The Spy Who Came In From The Cold is a bestselling novel written in 1963 by John Le Carré (real name David Cornwell, *1931). It tells the tale of a burned-out spy in the years that the cold war was very real in Western Europe and many people feared it would turn hot. Soviets troops were massed at the East-German border, only a 7 or 8 hour drive from Amsterdam, Brussels or Paris. In 1961, the Berlin Wall was built. The action of the novel takes place before the advent of the swinging sixties, in a period that was a sort of extension of the dour fifties and that I can only see in monochrome. People wore thick, dark overcoats. They lived in tiny apartments with few belongings. Modern amenities were still out of the reach of ordinary people.
The "hero" of Le Carré's espionage novel is Alec Leamas, a disillusioned middle-aged man working for the British Secret Intelligence Service. Disgraced because of the poor performance of his Berlin Station, and afraid of being filed away in an administrative retirement job, he accepts a last dangerous mission: he has to pretend to defect to East Germany and with a false story topple the head of the East German Intelligence Service. Leamas' world consists of lies, but unfortunately for him, there are always bigger liars: his bosses in the Service cynically use him as a pawn in a larger game, which costs the life of the only person in the world he cares about.
The early sixties with their East-West dichotomy seem a very straightforward place, as in those other spy fictions, the two-dimensional James Bond fantasies by Ian Fleming. But in fact, the chillingly realistic world of John Le Carré is very different from those vulgar spy fictions. Above all, it is startlingly contemporary in its ambiguities: to Le Carré, morally there is no major difference between "us" and "them" as both East and West in the name of national security practice the same expedient amorality. In other words, our own governments are just as cynical and devoid of ethics as those of our opponents, with at most a difference in degree.
Le Carré paints a devastating picture of human frailty and duplicity, his message is unremittingly dark and nihilistic. This, together with the skill with which the book is written and composed, lifts The Spy out of genre fiction to the level of serious literature.

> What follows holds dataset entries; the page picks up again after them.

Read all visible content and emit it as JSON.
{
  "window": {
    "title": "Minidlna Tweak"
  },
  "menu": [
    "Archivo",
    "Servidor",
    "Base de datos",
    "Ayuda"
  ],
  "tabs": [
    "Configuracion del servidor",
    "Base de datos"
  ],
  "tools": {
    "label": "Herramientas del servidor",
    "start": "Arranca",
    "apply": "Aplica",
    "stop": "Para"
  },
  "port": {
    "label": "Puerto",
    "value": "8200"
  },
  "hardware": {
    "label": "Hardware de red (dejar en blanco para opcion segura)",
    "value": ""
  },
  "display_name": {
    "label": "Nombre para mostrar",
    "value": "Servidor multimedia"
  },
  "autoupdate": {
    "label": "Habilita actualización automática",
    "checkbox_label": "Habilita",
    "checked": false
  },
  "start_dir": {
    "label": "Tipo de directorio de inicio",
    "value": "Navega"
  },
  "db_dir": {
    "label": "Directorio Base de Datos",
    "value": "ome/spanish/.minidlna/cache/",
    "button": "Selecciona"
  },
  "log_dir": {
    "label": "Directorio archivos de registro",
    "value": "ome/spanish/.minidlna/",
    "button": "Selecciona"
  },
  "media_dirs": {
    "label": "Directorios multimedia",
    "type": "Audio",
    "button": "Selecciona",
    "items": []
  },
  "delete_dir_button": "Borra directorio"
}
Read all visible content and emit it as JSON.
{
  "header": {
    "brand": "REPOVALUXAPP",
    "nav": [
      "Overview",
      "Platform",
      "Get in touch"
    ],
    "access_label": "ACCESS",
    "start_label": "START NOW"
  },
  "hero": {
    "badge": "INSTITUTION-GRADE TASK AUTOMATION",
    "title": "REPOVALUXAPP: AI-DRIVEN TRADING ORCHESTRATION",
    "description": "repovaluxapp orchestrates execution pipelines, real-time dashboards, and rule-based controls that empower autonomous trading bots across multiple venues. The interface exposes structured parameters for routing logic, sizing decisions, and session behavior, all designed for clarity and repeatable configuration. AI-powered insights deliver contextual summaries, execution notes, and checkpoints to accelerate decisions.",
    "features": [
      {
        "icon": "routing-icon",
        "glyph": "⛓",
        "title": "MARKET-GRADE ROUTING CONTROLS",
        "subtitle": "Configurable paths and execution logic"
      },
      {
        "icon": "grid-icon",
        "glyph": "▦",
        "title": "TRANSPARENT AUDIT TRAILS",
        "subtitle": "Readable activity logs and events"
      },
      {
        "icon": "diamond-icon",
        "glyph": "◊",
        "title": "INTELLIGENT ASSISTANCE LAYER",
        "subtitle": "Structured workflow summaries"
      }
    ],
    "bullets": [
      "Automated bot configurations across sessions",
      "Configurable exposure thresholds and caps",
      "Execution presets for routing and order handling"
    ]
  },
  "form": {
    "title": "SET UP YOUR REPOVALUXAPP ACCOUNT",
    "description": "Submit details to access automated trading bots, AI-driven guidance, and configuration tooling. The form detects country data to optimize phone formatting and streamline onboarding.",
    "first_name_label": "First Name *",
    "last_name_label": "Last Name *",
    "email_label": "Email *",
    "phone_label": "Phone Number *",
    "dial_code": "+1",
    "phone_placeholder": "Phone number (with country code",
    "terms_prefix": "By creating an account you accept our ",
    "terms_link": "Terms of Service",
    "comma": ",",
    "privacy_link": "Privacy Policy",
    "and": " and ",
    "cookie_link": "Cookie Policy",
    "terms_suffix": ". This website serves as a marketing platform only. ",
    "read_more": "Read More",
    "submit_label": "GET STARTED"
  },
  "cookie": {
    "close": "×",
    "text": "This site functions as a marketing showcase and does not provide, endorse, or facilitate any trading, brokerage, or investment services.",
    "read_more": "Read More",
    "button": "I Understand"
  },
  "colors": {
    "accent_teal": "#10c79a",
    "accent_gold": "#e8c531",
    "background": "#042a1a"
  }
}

The film (by director Martin Ritt) has been properly shot in black-and-white to do justice to my monochrome memories. It is a vehicle for Richard Burton, who acts forcefully with just the right amount of world-weariness and disillusionment - a great characterization. The film follows the plot of the book without any major deviations. Again, a valuable counterweight to the James Bond fairy tales with their silly action sequences which were just then starting to attract film goers. It may be difficult to stomach, but The Spy shows how the world really was... and is.